* **Task item**: In the listing below, identify each line with the word "icon" and return those lines.

* **Data for this exercise**:
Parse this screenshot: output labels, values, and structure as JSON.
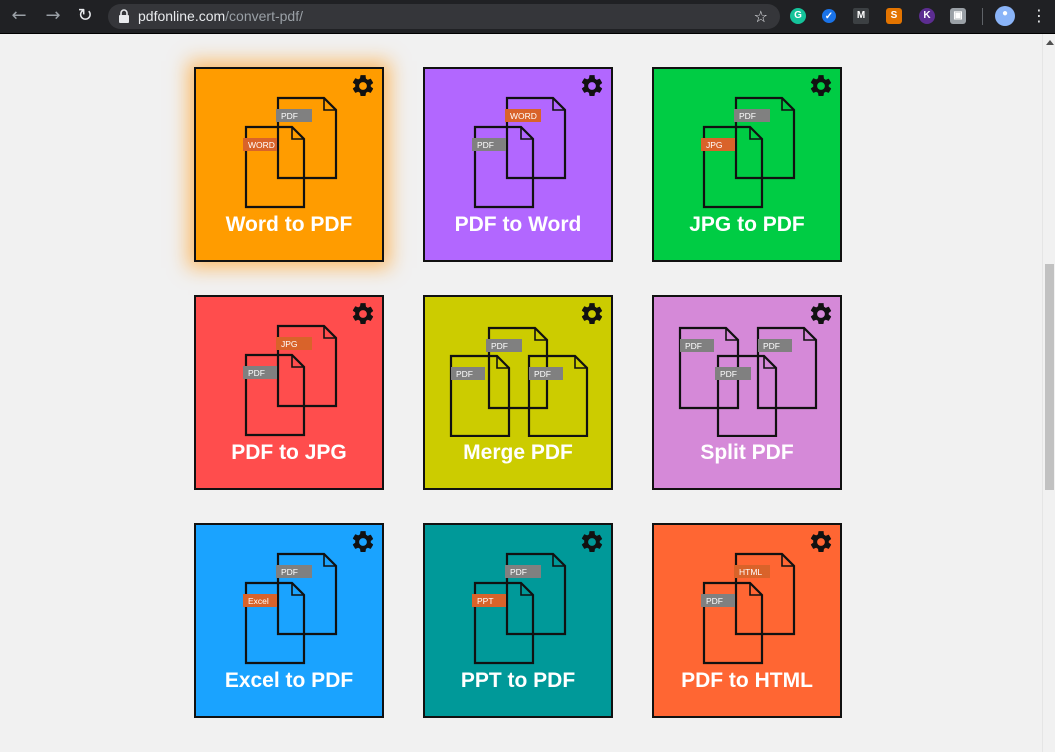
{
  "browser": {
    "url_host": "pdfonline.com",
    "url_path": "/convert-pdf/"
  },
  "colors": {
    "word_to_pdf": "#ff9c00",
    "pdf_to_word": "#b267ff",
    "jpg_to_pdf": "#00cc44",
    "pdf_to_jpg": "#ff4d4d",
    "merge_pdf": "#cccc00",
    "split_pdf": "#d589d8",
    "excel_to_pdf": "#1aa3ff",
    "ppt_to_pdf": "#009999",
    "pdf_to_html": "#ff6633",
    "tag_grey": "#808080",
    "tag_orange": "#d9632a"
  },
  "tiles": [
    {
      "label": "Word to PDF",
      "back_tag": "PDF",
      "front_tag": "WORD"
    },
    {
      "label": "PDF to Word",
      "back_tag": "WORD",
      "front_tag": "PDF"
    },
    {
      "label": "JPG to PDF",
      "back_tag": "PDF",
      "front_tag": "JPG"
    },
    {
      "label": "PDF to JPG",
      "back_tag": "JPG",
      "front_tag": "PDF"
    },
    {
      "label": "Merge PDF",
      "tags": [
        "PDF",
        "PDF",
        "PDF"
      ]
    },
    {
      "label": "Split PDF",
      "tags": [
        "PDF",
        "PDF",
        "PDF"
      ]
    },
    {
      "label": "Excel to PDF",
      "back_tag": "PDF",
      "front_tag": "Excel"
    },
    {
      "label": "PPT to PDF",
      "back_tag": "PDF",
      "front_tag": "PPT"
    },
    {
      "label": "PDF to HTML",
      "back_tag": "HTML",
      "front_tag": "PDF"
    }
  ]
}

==

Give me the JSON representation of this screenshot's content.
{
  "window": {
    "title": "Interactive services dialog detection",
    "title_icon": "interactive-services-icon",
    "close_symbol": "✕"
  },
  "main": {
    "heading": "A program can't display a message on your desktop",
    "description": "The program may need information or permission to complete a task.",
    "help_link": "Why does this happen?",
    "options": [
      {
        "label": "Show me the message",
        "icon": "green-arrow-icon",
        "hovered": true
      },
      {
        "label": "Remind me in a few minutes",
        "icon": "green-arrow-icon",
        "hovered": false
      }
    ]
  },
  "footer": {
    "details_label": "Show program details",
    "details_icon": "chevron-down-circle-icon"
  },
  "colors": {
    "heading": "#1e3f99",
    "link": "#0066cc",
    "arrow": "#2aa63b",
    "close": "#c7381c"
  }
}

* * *

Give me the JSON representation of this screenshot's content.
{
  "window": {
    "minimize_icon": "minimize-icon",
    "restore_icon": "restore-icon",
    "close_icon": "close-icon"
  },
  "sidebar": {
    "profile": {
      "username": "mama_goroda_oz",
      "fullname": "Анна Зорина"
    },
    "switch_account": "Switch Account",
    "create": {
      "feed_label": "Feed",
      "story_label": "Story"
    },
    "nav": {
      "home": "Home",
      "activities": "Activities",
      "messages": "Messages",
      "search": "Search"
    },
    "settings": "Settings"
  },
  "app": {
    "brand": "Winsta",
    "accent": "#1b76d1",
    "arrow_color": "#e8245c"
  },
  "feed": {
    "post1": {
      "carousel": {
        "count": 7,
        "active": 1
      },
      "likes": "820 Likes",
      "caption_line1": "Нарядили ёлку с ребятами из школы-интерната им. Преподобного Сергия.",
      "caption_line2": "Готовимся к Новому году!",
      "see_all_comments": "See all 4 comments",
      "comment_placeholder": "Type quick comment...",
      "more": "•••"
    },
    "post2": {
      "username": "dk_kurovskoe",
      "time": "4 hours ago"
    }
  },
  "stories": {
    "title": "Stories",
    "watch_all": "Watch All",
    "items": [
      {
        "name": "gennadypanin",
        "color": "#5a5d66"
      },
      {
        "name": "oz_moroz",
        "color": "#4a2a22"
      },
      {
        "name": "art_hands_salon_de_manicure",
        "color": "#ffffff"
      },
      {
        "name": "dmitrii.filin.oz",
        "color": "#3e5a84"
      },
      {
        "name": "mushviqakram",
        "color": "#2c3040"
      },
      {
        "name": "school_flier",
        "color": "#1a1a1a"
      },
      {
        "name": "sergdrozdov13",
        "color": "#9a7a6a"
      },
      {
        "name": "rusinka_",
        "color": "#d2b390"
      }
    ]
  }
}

* **Expected output**:
    "title_icon": "interactive-services-icon",
        "icon": "green-arrow-icon",
        "icon": "green-arrow-icon",
    "details_icon": "chevron-down-circle-icon"
    "minimize_icon": "minimize-icon",
    "restore_icon": "restore-icon",
    "close_icon": "close-icon"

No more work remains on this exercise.